Podcast #22 Setting up and managing a sales team

Selling is pure adrenaline. The pressure we have in sales makes us feel alive.

In itnig’s Podcast #22 we talk about all things sales: How to close a deal, what motivates a sales professional and the way to setup and manage a sales team.

At itnig every Friday we sit down to talk with interesting people whom we meet throughout the week and we make a podcast (in Spanish) out of our conversations. You can listen to it on iTunes, subscribe to our channel on Youtube or enjoy it through iVoox.

https://upscri.be/5c88ff/

For this Podcast #22 Bernat Farrero, CEO at itnig, Jordi Romero, CEO at Factorial, César Migueláñez, Product Director at Factorial, Masumi Mutsuda, Media at itnig talk with Ramon Santocildes, CEO at Quipu and Ernesto Venditto, Camaloons’ Sales Director about setting up and managing a B2B Sales team.

Ramon is an engineer by education and has developed his career in telecommunication companies and joined Quipu in the spring of last year as CEO. Ernesto on the other hand has worked for different web portals selling web services to businesses. For him Selling is a lifestyle.

What do you like about Sales?

Ramon: Selling does not mean being a charlatan. For me it’s detecting opportunities, needs and giving the best solution possible to customers.

Ernesto: Selling is part of everybody’s life. Just living we sell in all we do. I like to establish relationships with people, to present myself and discover other people.

Closing a big deal is satisfying.
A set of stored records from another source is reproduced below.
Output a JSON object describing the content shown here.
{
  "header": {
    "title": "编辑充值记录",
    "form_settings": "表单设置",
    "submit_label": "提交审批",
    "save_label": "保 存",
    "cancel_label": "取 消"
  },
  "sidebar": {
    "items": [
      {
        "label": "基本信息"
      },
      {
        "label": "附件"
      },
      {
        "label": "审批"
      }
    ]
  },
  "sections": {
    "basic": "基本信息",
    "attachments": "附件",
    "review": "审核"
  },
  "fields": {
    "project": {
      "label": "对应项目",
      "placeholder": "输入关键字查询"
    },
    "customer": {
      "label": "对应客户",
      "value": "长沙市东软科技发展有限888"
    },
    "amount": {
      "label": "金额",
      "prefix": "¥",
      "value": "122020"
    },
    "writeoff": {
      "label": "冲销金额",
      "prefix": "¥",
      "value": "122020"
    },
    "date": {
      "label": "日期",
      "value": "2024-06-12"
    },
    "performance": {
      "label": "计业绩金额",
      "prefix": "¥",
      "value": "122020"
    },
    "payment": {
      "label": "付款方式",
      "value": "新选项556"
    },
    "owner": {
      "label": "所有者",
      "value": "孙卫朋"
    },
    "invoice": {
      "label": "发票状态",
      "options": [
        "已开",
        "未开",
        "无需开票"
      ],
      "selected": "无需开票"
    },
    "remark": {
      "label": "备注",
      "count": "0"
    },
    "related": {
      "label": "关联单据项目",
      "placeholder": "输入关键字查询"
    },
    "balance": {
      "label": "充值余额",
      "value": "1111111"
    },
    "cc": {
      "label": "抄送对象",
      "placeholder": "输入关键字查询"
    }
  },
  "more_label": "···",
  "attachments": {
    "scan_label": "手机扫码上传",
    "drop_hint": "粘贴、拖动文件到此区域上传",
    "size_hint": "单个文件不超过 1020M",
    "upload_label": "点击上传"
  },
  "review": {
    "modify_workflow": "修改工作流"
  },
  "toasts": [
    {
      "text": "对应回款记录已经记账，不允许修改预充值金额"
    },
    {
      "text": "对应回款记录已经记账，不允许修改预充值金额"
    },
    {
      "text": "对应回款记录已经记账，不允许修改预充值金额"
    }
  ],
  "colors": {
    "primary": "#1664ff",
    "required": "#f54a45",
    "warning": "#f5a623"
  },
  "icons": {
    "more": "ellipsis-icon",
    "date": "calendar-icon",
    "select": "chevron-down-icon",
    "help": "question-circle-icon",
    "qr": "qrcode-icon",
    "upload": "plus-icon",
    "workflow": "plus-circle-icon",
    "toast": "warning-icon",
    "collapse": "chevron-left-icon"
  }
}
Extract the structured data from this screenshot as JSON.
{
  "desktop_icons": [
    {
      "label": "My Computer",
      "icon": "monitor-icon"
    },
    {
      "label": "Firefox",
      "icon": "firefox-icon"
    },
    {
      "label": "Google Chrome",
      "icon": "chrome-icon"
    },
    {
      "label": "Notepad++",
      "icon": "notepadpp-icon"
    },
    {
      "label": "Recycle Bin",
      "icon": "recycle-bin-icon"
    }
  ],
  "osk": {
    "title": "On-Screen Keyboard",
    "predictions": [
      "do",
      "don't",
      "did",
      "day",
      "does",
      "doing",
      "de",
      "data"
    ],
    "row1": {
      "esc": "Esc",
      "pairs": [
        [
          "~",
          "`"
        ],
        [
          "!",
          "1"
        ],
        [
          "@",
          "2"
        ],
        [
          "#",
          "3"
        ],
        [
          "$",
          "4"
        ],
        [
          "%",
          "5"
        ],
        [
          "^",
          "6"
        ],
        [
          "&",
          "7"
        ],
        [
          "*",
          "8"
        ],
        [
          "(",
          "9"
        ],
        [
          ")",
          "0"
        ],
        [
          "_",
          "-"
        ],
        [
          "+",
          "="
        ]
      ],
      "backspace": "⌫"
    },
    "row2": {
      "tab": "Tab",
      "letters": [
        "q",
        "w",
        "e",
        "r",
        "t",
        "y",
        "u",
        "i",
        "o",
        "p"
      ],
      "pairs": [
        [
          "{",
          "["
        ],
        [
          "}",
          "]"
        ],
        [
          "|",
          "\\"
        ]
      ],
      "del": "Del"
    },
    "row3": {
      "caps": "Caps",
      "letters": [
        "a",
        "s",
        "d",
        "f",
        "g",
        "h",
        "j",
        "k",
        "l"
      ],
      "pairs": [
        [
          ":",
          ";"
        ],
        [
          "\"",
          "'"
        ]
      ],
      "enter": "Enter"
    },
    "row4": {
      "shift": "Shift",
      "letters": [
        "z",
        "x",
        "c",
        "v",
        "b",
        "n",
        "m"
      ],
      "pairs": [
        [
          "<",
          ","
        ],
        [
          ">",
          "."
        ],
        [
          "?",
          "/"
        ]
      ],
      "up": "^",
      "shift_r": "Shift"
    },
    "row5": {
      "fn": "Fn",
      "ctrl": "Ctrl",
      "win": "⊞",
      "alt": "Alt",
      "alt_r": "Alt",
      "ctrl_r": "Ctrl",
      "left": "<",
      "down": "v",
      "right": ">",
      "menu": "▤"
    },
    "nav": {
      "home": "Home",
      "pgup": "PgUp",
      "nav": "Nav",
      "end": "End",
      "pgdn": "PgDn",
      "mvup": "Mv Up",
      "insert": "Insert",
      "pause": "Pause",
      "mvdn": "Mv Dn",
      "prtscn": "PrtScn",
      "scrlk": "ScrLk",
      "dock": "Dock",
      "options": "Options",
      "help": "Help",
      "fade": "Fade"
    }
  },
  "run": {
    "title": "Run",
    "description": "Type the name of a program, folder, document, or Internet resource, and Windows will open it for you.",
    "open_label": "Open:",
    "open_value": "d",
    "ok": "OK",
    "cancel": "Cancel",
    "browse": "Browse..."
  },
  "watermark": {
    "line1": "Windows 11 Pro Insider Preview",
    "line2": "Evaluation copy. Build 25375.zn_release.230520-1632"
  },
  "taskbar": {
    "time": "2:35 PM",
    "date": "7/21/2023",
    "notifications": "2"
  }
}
A personal conquest!

Listen to our podcast to learn more about the motivation of a sales professional, about how to detect a sales personality and how to manage a sales team.

Learn more in this Podcast in Spanish on our Youtube channel, listen to it on iTunes or enjoy it through iVoox and subscribe to our newsletter to stay always up to date.